There are other sleep hygiene principles that were not included as part of this intervention, but might be considered in future studies. Exposure to daylight, in particular, plays an important role in circadian entrainment and the regulation of sleep–wake patterns for infants and adults (Czeisler & Gooley, 2007
; Harrison, 2004
), and increasing daytime exposure to sunlight might have beneficial effects on the sleep of parents and their infant (Tsai, Barnard, Lentz, & Thomas, 2009
Obtaining stable measures of sleep patterns among new parents can be challenging. In this study, both objective and subjective measures of parental sleep were used. To minimize the burden on participants, reduce potential for missing data, and maximize compliance with monitoring, a 48-hour monitoring period was used rather than other recommended time frames (Morgenthaler et al., 2007
). Given weekend versus weekday variability, the focus was limited to weekday sleep patterns. Postpartum sleep can be highly variable and can change significantly over a relatively short period of time. Therefore, future researchers should address appropriate time frames for monitoring sleep in this specific clinical population.

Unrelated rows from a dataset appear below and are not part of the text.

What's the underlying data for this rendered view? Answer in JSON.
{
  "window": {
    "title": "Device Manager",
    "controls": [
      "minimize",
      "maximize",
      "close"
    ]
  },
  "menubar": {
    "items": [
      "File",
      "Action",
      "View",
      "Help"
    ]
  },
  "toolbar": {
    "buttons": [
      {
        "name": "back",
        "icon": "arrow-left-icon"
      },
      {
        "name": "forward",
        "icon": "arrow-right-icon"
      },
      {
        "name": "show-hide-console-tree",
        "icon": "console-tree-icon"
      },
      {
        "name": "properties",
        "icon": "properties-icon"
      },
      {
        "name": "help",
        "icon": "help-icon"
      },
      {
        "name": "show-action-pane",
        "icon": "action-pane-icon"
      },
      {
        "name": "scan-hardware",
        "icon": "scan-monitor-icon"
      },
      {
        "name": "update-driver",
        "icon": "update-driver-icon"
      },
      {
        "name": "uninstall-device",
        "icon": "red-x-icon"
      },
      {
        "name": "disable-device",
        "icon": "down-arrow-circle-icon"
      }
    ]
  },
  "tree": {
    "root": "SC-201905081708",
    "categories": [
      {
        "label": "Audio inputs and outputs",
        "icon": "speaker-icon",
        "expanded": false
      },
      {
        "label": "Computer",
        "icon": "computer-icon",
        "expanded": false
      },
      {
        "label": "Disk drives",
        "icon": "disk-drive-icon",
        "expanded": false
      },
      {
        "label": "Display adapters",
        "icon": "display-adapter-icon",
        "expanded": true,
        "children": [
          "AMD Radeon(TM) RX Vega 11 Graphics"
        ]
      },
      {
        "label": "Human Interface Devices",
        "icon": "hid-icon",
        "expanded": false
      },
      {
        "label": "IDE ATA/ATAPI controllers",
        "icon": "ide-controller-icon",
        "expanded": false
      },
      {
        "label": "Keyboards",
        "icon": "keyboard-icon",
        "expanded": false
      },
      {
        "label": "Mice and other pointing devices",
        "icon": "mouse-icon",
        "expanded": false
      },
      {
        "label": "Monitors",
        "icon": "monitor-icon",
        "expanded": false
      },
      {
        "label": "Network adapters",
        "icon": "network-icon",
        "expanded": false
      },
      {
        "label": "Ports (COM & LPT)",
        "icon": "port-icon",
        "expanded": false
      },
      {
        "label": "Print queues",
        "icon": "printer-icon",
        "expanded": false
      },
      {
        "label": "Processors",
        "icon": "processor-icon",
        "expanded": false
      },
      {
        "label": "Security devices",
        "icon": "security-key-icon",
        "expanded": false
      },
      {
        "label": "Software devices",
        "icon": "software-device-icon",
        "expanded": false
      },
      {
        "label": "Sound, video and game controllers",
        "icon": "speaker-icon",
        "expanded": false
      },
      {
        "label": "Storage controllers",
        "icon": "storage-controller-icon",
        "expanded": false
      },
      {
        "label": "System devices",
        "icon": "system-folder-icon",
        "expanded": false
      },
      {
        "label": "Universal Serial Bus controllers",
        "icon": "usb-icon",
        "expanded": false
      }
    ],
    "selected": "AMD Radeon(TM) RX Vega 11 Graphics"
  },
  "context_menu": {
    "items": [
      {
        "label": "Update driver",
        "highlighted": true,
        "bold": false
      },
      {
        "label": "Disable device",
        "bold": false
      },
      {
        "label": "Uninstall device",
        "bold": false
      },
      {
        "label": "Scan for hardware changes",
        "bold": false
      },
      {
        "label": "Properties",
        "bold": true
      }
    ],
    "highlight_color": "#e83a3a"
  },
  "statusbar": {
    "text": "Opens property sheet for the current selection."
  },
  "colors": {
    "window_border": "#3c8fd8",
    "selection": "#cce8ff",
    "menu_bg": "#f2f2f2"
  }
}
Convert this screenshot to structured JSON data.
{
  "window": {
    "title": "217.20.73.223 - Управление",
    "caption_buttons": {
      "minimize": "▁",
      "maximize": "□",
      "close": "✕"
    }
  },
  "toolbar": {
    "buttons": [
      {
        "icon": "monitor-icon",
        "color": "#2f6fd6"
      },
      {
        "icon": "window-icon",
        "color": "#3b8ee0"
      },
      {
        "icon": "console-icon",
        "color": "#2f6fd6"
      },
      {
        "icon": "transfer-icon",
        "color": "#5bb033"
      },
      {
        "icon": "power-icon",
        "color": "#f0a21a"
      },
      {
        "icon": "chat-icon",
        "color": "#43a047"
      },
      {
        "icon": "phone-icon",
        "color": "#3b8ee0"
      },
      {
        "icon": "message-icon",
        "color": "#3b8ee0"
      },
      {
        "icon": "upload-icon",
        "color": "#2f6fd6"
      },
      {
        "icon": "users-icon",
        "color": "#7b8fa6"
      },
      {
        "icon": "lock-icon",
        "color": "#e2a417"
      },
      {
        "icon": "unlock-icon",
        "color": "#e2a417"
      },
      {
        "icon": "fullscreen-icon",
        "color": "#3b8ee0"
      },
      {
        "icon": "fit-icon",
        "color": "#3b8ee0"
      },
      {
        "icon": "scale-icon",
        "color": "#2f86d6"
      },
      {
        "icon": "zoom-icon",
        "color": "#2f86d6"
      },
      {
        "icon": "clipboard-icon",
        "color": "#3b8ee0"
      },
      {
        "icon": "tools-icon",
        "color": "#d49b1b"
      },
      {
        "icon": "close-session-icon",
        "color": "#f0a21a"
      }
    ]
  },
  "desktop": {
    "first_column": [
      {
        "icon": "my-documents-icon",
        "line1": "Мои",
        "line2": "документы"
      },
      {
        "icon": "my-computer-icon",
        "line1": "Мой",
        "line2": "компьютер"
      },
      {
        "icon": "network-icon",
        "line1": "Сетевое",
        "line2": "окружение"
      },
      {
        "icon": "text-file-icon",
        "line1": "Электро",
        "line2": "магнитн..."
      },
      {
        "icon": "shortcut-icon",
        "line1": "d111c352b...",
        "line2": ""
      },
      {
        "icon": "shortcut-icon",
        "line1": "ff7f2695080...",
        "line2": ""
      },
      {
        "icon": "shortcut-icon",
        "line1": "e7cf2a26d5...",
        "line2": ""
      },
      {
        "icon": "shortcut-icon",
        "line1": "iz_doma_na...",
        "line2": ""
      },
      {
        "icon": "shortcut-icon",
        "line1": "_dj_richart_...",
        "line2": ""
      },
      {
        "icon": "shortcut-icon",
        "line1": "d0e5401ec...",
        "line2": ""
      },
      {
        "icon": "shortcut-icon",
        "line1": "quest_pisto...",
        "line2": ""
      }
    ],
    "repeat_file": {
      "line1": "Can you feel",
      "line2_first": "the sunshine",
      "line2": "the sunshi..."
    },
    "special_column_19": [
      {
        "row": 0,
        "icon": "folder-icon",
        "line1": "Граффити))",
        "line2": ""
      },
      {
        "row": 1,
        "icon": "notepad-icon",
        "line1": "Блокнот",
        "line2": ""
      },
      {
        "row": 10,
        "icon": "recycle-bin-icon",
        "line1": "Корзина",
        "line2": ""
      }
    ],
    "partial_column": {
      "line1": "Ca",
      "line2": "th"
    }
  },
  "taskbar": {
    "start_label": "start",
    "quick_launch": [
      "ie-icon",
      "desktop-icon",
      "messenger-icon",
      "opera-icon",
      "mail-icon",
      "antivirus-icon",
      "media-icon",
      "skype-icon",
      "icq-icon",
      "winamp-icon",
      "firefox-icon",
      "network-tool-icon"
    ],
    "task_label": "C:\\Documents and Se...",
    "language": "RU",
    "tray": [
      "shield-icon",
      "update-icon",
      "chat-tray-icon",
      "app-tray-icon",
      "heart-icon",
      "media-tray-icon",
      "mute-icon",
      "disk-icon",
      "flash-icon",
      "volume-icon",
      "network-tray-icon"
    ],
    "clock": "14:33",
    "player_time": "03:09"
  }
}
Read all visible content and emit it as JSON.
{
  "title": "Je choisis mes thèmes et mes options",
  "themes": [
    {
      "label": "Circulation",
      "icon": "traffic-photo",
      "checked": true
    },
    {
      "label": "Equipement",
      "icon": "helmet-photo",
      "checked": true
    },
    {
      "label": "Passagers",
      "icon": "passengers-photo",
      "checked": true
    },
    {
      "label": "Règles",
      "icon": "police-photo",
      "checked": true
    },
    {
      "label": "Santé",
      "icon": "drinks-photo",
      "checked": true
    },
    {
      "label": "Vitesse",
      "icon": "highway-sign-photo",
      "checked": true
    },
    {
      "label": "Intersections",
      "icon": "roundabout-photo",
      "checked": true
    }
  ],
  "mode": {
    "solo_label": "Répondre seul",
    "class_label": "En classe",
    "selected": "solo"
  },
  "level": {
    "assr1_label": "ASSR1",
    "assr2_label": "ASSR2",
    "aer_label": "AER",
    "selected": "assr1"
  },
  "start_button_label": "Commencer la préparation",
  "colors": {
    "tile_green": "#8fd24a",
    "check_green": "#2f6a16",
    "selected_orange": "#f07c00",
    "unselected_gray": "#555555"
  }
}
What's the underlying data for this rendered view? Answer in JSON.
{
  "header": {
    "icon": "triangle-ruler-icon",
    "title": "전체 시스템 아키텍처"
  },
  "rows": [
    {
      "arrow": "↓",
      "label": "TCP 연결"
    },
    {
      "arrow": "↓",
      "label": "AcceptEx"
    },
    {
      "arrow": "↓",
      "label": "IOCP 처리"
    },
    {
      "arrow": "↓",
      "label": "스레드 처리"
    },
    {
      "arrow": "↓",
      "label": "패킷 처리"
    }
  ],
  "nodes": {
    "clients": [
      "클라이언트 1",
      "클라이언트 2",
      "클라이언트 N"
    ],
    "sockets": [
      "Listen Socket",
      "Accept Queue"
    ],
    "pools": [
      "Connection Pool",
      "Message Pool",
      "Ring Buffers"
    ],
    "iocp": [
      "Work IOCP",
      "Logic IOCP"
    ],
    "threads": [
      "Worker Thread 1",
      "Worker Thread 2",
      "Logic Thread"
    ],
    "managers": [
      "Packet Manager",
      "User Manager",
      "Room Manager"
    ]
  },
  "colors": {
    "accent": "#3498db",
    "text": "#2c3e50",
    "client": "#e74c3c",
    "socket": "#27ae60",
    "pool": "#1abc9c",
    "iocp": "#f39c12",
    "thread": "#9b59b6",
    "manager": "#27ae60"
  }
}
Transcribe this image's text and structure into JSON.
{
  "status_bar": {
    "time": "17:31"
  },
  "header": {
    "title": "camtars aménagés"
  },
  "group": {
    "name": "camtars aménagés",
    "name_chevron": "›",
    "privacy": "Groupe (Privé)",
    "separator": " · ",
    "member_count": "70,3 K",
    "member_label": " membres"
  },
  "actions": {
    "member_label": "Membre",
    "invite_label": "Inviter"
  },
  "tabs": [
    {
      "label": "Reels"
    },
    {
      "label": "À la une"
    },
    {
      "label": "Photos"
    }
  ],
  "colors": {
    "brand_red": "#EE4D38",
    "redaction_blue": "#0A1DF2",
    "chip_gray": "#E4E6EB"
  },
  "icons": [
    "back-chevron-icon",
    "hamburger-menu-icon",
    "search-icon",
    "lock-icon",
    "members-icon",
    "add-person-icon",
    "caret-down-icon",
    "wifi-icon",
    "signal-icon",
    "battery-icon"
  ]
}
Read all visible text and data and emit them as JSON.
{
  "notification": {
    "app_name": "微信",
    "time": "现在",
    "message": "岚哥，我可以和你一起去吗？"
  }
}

In conclusion, the results of this study suggest that simple bedroom modifications based on sleep hygiene principles have different beneficial outcomes depending on the family’s socioeconomic resources. Some parents reported that the bedside bassinet was the perfect solution; others reported that their sleep and well-being improved immensely once they began bed-sharing or once their infant was moved to a separate room. There was similar diversity in the responses to the white noise machine and the dim lighting.
In light of these findings, the most helpful intervention may be to provide new parents with accurate information regarding sleep during the postpartum period. Before the birth occurs, new parents should have information about principles for promoting both parental and infant sleep. Nurses can acknowledge a variety of suitable parenting practice strategies as part of the educational session, giving parents the opportunity to think through and discuss which strategies might work best in light of their personal preferences and family circumstances. Such an approach is likely to promote parent competence while also improving sleep and reducing the stress of new parenthood.